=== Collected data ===
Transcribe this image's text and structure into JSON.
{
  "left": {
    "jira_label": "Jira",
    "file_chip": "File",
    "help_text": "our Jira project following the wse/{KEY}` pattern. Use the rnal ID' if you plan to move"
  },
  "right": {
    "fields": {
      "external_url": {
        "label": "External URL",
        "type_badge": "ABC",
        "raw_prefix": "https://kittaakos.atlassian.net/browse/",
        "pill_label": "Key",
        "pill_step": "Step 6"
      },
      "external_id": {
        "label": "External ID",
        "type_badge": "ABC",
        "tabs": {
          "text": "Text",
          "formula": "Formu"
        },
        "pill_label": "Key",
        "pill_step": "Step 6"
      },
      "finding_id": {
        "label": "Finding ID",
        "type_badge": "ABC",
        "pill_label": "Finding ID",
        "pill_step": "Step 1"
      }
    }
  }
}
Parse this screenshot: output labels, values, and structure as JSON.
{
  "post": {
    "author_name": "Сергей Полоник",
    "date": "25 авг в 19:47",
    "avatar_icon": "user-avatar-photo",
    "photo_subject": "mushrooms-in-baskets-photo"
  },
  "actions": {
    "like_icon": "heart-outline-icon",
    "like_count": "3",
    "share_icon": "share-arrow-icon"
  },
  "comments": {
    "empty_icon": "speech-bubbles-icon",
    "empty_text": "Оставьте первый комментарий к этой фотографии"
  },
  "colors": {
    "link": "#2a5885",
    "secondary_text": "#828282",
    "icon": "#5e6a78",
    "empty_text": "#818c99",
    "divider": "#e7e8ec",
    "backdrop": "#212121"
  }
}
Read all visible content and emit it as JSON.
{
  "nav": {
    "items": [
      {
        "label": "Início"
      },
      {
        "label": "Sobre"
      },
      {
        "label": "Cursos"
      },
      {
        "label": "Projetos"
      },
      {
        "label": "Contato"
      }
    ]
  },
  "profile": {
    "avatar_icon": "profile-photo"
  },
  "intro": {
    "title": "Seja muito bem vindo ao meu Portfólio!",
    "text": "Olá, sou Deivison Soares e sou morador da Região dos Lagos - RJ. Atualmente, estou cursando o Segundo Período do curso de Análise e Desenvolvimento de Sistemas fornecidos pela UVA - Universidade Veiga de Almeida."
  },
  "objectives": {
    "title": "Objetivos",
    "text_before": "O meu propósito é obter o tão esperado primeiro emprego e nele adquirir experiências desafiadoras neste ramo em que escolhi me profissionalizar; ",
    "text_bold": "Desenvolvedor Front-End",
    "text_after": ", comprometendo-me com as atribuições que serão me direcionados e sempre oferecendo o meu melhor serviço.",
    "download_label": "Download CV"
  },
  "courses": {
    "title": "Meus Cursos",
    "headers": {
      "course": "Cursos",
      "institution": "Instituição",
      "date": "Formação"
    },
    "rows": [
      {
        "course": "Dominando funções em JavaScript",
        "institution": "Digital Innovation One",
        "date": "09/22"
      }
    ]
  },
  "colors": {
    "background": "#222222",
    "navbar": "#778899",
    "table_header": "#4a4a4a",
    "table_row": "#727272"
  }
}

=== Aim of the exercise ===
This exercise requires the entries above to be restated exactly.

=== Solution to this task ===
Transcribe this image's text and structure into JSON.
{
  "left": {
    "jira_label": "Jira",
    "file_chip": "File",
    "help_text": "our Jira project following the wse/{KEY}` pattern. Use the rnal ID' if you plan to move"
  },
  "right": {
    "fields": {
      "external_url": {
        "label": "External URL",
        "type_badge": "ABC",
        "raw_prefix": "https://kittaakos.atlassian.net/browse/",
        "pill_label": "Key",
        "pill_step": "Step 6"
      },
      "external_id": {
        "label": "External ID",
        "type_badge": "ABC",
        "tabs": {
          "text": "Text",
          "formula": "Formu"
        },
        "pill_label": "Key",
        "pill_step": "Step 6"
      },
      "finding_id": {
        "label": "Finding ID",
        "type_badge": "ABC",
        "pill_label": "Finding ID",
        "pill_step": "Step 1"
      }
    }
  }
}
Parse this screenshot: output labels, values, and structure as JSON.
{
  "post": {
    "author_name": "Сергей Полоник",
    "date": "25 авг в 19:47",
    "avatar_icon": "user-avatar-photo",
    "photo_subject": "mushrooms-in-baskets-photo"
  },
  "actions": {
    "like_icon": "heart-outline-icon",
    "like_count": "3",
    "share_icon": "share-arrow-icon"
  },
  "comments": {
    "empty_icon": "speech-bubbles-icon",
    "empty_text": "Оставьте первый комментарий к этой фотографии"
  },
  "colors": {
    "link": "#2a5885",
    "secondary_text": "#828282",
    "icon": "#5e6a78",
    "empty_text": "#818c99",
    "divider": "#e7e8ec",
    "backdrop": "#212121"
  }
}
Read all visible content and emit it as JSON.
{
  "nav": {
    "items": [
      {
        "label": "Início"
      },
      {
        "label": "Sobre"
      },
      {
        "label": "Cursos"
      },
      {
        "label": "Projetos"
      },
      {
        "label": "Contato"
      }
    ]
  },
  "profile": {
    "avatar_icon": "profile-photo"
  },
  "intro": {
    "title": "Seja muito bem vindo ao meu Portfólio!",
    "text": "Olá, sou Deivison Soares e sou morador da Região dos Lagos - RJ. Atualmente, estou cursando o Segundo Período do curso de Análise e Desenvolvimento de Sistemas fornecidos pela UVA - Universidade Veiga de Almeida."
  },
  "objectives": {
    "title": "Objetivos",
    "text_before": "O meu propósito é obter o tão esperado primeiro emprego e nele adquirir experiências desafiadoras neste ramo em que escolhi me profissionalizar; ",
    "text_bold": "Desenvolvedor Front-End",
    "text_after": ", comprometendo-me com as atribuições que serão me direcionados e sempre oferecendo o meu melhor serviço.",
    "download_label": "Download CV"
  },
  "courses": {
    "title": "Meus Cursos",
    "headers": {
      "course": "Cursos",
      "institution": "Instituição",
      "date": "Formação"
    },
    "rows": [
      {
        "course": "Dominando funções em JavaScript",
        "institution": "Digital Innovation One",
        "date": "09/22"
      }
    ]
  },
  "colors": {
    "background": "#222222",
    "navbar": "#778899",
    "table_header": "#4a4a4a",
    "table_row": "#727272"
  }
}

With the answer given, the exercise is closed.